* [What you have to do]: Write the listing below again, word for word.

* [Exercise data]:
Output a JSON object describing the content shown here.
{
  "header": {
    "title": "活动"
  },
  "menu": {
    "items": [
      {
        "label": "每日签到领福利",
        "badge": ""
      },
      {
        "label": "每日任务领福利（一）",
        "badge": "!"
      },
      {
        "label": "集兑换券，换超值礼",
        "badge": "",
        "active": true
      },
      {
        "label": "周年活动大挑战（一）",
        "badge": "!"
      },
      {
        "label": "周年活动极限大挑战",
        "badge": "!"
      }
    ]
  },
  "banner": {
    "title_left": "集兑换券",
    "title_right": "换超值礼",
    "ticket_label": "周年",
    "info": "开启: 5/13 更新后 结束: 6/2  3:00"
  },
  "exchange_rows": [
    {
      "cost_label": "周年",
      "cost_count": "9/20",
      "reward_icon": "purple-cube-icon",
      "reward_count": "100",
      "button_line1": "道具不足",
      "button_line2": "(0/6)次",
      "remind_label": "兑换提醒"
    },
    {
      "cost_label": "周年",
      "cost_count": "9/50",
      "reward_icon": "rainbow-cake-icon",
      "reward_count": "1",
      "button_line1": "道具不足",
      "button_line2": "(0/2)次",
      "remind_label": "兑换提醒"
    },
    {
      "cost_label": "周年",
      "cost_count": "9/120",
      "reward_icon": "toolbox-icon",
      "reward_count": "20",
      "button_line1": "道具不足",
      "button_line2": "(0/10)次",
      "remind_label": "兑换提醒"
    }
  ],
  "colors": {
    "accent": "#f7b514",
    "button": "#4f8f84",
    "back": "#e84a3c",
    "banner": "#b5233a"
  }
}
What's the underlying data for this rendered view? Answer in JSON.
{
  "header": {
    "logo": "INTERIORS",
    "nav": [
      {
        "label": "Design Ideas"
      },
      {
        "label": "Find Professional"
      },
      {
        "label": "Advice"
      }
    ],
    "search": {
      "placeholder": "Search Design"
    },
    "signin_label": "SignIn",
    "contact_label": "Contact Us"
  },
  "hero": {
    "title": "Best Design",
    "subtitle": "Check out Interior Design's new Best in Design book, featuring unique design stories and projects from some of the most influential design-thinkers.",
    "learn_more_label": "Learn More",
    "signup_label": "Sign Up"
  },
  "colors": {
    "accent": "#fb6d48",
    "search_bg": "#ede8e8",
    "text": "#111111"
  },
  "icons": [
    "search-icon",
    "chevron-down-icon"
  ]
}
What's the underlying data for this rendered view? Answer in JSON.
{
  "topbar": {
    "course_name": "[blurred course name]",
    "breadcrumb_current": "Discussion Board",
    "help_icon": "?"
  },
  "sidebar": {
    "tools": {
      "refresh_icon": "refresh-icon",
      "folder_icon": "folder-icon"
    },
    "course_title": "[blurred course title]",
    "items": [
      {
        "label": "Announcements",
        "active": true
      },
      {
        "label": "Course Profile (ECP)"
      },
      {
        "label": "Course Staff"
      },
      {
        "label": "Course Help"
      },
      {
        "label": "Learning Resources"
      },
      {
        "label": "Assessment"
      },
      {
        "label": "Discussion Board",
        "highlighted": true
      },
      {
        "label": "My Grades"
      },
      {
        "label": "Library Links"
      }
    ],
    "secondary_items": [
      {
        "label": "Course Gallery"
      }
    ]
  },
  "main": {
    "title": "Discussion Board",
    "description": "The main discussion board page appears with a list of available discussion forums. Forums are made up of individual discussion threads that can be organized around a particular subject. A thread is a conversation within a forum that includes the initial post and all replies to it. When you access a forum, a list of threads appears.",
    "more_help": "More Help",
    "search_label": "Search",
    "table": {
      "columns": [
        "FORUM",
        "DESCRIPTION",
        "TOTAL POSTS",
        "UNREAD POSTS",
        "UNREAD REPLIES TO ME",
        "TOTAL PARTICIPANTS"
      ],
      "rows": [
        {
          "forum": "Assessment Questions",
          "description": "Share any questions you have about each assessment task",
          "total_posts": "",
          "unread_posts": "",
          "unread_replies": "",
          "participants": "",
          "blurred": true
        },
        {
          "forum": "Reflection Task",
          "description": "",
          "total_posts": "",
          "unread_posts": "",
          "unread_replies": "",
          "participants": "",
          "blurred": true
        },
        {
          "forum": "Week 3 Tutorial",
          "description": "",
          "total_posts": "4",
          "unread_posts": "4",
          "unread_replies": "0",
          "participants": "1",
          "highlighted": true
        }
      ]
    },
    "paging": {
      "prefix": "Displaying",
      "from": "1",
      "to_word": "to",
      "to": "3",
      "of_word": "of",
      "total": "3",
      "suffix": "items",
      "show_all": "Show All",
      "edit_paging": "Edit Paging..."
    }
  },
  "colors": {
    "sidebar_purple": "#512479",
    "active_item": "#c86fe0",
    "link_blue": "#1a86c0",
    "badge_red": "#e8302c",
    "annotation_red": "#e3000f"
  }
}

* [Output for this exercise]:
Output a JSON object describing the content shown here.
{
  "header": {
    "title": "活动"
  },
  "menu": {
    "items": [
      {
        "label": "每日签到领福利",
        "badge": ""
      },
      {
        "label": "每日任务领福利（一）",
        "badge": "!"
      },
      {
        "label": "集兑换券，换超值礼",
        "badge": "",
        "active": true
      },
      {
        "label": "周年活动大挑战（一）",
        "badge": "!"
      },
      {
        "label": "周年活动极限大挑战",
        "badge": "!"
      }
    ]
  },
  "banner": {
    "title_left": "集兑换券",
    "title_right": "换超值礼",
    "ticket_label": "周年",
    "info": "开启: 5/13 更新后 结束: 6/2  3:00"
  },
  "exchange_rows": [
    {
      "cost_label": "周年",
      "cost_count": "9/20",
      "reward_icon": "purple-cube-icon",
      "reward_count": "100",
      "button_line1": "道具不足",
      "button_line2": "(0/6)次",
      "remind_label": "兑换提醒"
    },
    {
      "cost_label": "周年",
      "cost_count": "9/50",
      "reward_icon": "rainbow-cake-icon",
      "reward_count": "1",
      "button_line1": "道具不足",
      "button_line2": "(0/2)次",
      "remind_label": "兑换提醒"
    },
    {
      "cost_label": "周年",
      "cost_count": "9/120",
      "reward_icon": "toolbox-icon",
      "reward_count": "20",
      "button_line1": "道具不足",
      "button_line2": "(0/10)次",
      "remind_label": "兑换提醒"
    }
  ],
  "colors": {
    "accent": "#f7b514",
    "button": "#4f8f84",
    "back": "#e84a3c",
    "banner": "#b5233a"
  }
}
What's the underlying data for this rendered view? Answer in JSON.
{
  "header": {
    "logo": "INTERIORS",
    "nav": [
      {
        "label": "Design Ideas"
      },
      {
        "label": "Find Professional"
      },
      {
        "label": "Advice"
      }
    ],
    "search": {
      "placeholder": "Search Design"
    },
    "signin_label": "SignIn",
    "contact_label": "Contact Us"
  },
  "hero": {
    "title": "Best Design",
    "subtitle": "Check out Interior Design's new Best in Design book, featuring unique design stories and projects from some of the most influential design-thinkers.",
    "learn_more_label": "Learn More",
    "signup_label": "Sign Up"
  },
  "colors": {
    "accent": "#fb6d48",
    "search_bg": "#ede8e8",
    "text": "#111111"
  },
  "icons": [
    "search-icon",
    "chevron-down-icon"
  ]
}
What's the underlying data for this rendered view? Answer in JSON.
{
  "topbar": {
    "course_name": "[blurred course name]",
    "breadcrumb_current": "Discussion Board",
    "help_icon": "?"
  },
  "sidebar": {
    "tools": {
      "refresh_icon": "refresh-icon",
      "folder_icon": "folder-icon"
    },
    "course_title": "[blurred course title]",
    "items": [
      {
        "label": "Announcements",
        "active": true
      },
      {
        "label": "Course Profile (ECP)"
      },
      {
        "label": "Course Staff"
      },
      {
        "label": "Course Help"
      },
      {
        "label": "Learning Resources"
      },
      {
        "label": "Assessment"
      },
      {
        "label": "Discussion Board",
        "highlighted": true
      },
      {
        "label": "My Grades"
      },
      {
        "label": "Library Links"
      }
    ],
    "secondary_items": [
      {
        "label": "Course Gallery"
      }
    ]
  },
  "main": {
    "title": "Discussion Board",
    "description": "The main discussion board page appears with a list of available discussion forums. Forums are made up of individual discussion threads that can be organized around a particular subject. A thread is a conversation within a forum that includes the initial post and all replies to it. When you access a forum, a list of threads appears.",
    "more_help": "More Help",
    "search_label": "Search",
    "table": {
      "columns": [
        "FORUM",
        "DESCRIPTION",
        "TOTAL POSTS",
        "UNREAD POSTS",
        "UNREAD REPLIES TO ME",
        "TOTAL PARTICIPANTS"
      ],
      "rows": [
        {
          "forum": "Assessment Questions",
          "description": "Share any questions you have about each assessment task",
          "total_posts": "",
          "unread_posts": "",
          "unread_replies": "",
          "participants": "",
          "blurred": true
        },
        {
          "forum": "Reflection Task",
          "description": "",
          "total_posts": "",
          "unread_posts": "",
          "unread_replies": "",
          "participants": "",
          "blurred": true
        },
        {
          "forum": "Week 3 Tutorial",
          "description": "",
          "total_posts": "4",
          "unread_posts": "4",
          "unread_replies": "0",
          "participants": "1",
          "highlighted": true
        }
      ]
    },
    "paging": {
      "prefix": "Displaying",
      "from": "1",
      "to_word": "to",
      "to": "3",
      "of_word": "of",
      "total": "3",
      "suffix": "items",
      "show_all": "Show All",
      "edit_paging": "Edit Paging..."
    }
  },
  "colors": {
    "sidebar_purple": "#512479",
    "active_item": "#c86fe0",
    "link_blue": "#1a86c0",
    "badge_red": "#e8302c",
    "annotation_red": "#e3000f"
  }
}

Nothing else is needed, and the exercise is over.